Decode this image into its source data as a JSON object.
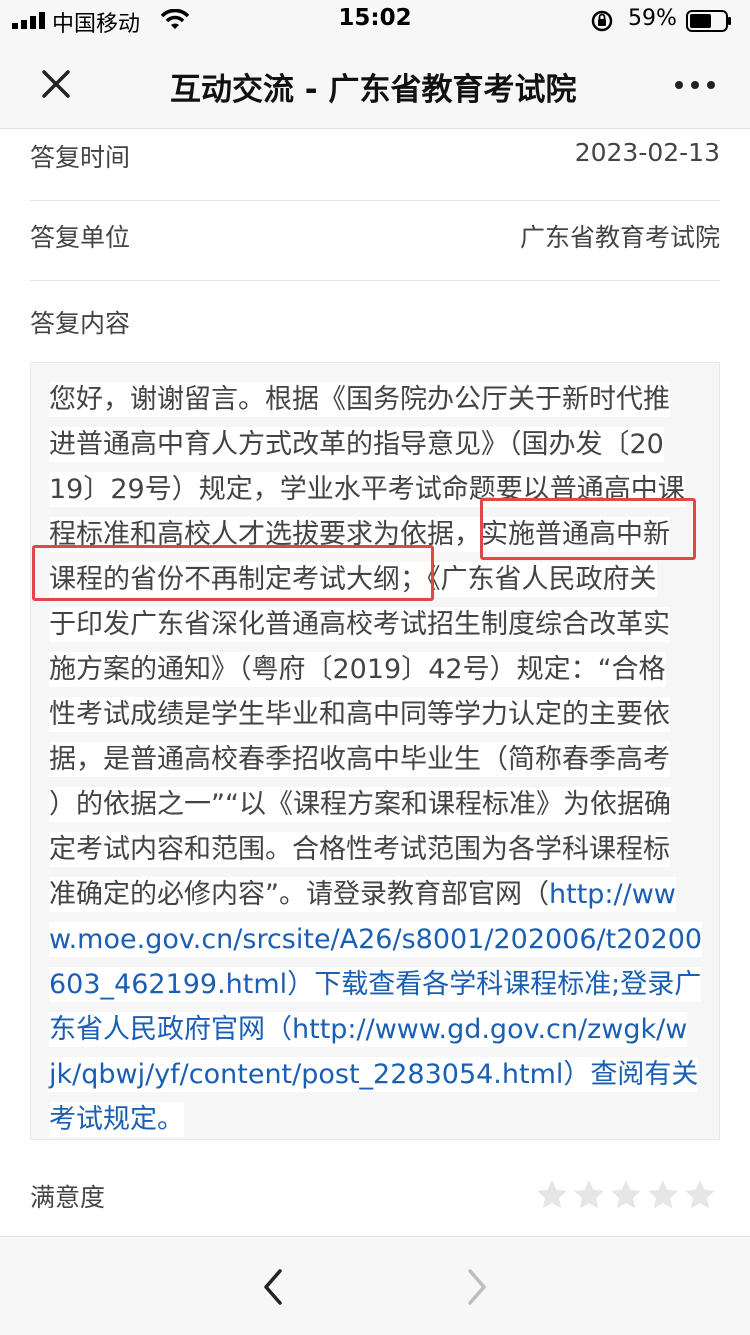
{
  "status_bar": {
    "carrier": "中国移动",
    "time": "15:02",
    "battery": "59%"
  },
  "nav": {
    "title": "互动交流 - 广东省教育考试院"
  },
  "reply": {
    "time_label": "答复时间",
    "time_value": "2023-02-13",
    "unit_label": "答复单位",
    "unit_value": "广东省教育考试院",
    "content_label": "答复内容",
    "lines": [
      [
        {
          "t": "您好，谢谢留言。根据《国务院办公厅关于新时代推"
        }
      ],
      [
        {
          "t": "进普通高中育人方式改革的指导意见》（国办发〔20"
        }
      ],
      [
        {
          "t": "19〕29号）规定，学业水平考试命题要以普通高中课"
        }
      ],
      [
        {
          "t": "程标准和高校人才选拔要求为依据，实施普通高中新"
        }
      ],
      [
        {
          "t": "课程的省份不再制定考试大纲；《广东省人民政府关"
        }
      ],
      [
        {
          "t": "于印发广东省深化普通高校考试招生制度综合改革实"
        }
      ],
      [
        {
          "t": "施方案的通知》（粤府〔2019〕42号）规定：“合格"
        }
      ],
      [
        {
          "t": "性考试成绩是学生毕业和高中同等学力认定的主要依"
        }
      ],
      [
        {
          "t": "据，是普通高校春季招收高中毕业生（简称春季高考"
        }
      ],
      [
        {
          "t": "）的依据之一”“以《课程方案和课程标准》为依据确"
        }
      ],
      [
        {
          "t": "定考试内容和范围。合格性考试范围为各学科课程标"
        }
      ],
      [
        {
          "t": "准确定的必修内容”。请登录教育部官网（"
        },
        {
          "t": "http://ww",
          "link": true
        }
      ],
      [
        {
          "t": "w.moe.gov.cn/srcsite/A26/s8001/202006/t20200",
          "link": true
        }
      ],
      [
        {
          "t": "603_462199.html）下载查看各学科课程标准;登录广",
          "link": true
        }
      ],
      [
        {
          "t": "东省人民政府官网（http://www.gd.gov.cn/zwgk/w",
          "link": true
        }
      ],
      [
        {
          "t": "jk/qbwj/yf/content/post_2283054.html）查阅有关",
          "link": true
        }
      ],
      [
        {
          "t": "考试规定。",
          "link": true
        }
      ]
    ]
  },
  "satisfaction": {
    "label": "满意度",
    "rating": 0,
    "max": 5
  },
  "colors": {
    "link": "#1a5fb4",
    "highlight": "#e04848",
    "star_empty": "#e6e6e6"
  }
}
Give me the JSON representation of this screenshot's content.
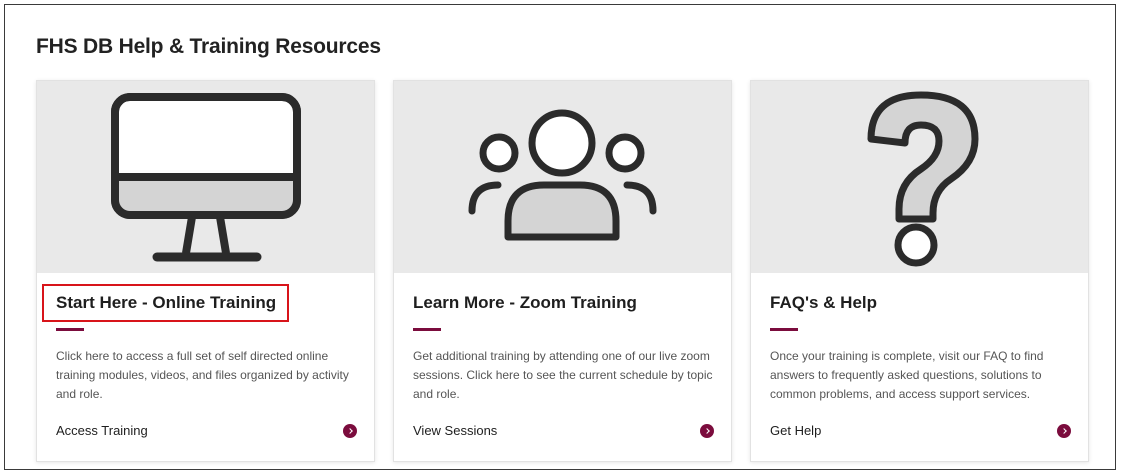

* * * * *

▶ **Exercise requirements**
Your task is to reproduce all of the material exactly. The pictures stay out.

▶ **Final answer**
Decode this image into its source data as a JSON object.
{
  "status_bar": {
    "carrier": "中国移动",
    "time": "15:02",
    "battery": "59%"
  },
  "nav": {
    "title": "互动交流 - 广东省教育考试院"
  },
  "reply": {
    "time_label": "答复时间",
    "time_value": "2023-02-13",
    "unit_label": "答复单位",
    "unit_value": "广东省教育考试院",
    "content_label": "答复内容",
    "lines": [
      [
        {
          "t": "您好，谢谢留言。根据《国务院办公厅关于新时代推"
        }
      ],
      [
        {
          "t": "进普通高中育人方式改革的指导意见》（国办发〔20"
        }
      ],
      [
        {
          "t": "19〕29号）规定，学业水平考试命题要以普通高中课"
        }
      ],
      [
        {
          "t": "程标准和高校人才选拔要求为依据，实施普通高中新"
        }
      ],
      [
        {
          "t": "课程的省份不再制定考试大纲；《广东省人民政府关"
        }
      ],
      [
        {
          "t": "于印发广东省深化普通高校考试招生制度综合改革实"
        }
      ],
      [
        {
          "t": "施方案的通知》（粤府〔2019〕42号）规定：“合格"
        }
      ],
      [
        {
          "t": "性考试成绩是学生毕业和高中同等学力认定的主要依"
        }
      ],
      [
        {
          "t": "据，是普通高校春季招收高中毕业生（简称春季高考"
        }
      ],
      [
        {
          "t": "）的依据之一”“以《课程方案和课程标准》为依据确"
        }
      ],
      [
        {
          "t": "定考试内容和范围。合格性考试范围为各学科课程标"
        }
      ],
      [
        {
          "t": "准确定的必修内容”。请登录教育部官网（"
        },
        {
          "t": "http://ww",
          "link": true
        }
      ],
      [
        {
          "t": "w.moe.gov.cn/srcsite/A26/s8001/202006/t20200",
          "link": true
        }
      ],
      [
        {
          "t": "603_462199.html）下载查看各学科课程标准;登录广",
          "link": true
        }
      ],
      [
        {
          "t": "东省人民政府官网（http://www.gd.gov.cn/zwgk/w",
          "link": true
        }
      ],
      [
        {
          "t": "jk/qbwj/yf/content/post_2283054.html）查阅有关",
          "link": true
        }
      ],
      [
        {
          "t": "考试规定。",
          "link": true
        }
      ]
    ]
  },
  "satisfaction": {
    "label": "满意度",
    "rating": 0,
    "max": 5
  },
  "colors": {
    "link": "#1a5fb4",
    "highlight": "#e04848",
    "star_empty": "#e6e6e6"
  }
}
Give me the JSON representation of this screenshot's content.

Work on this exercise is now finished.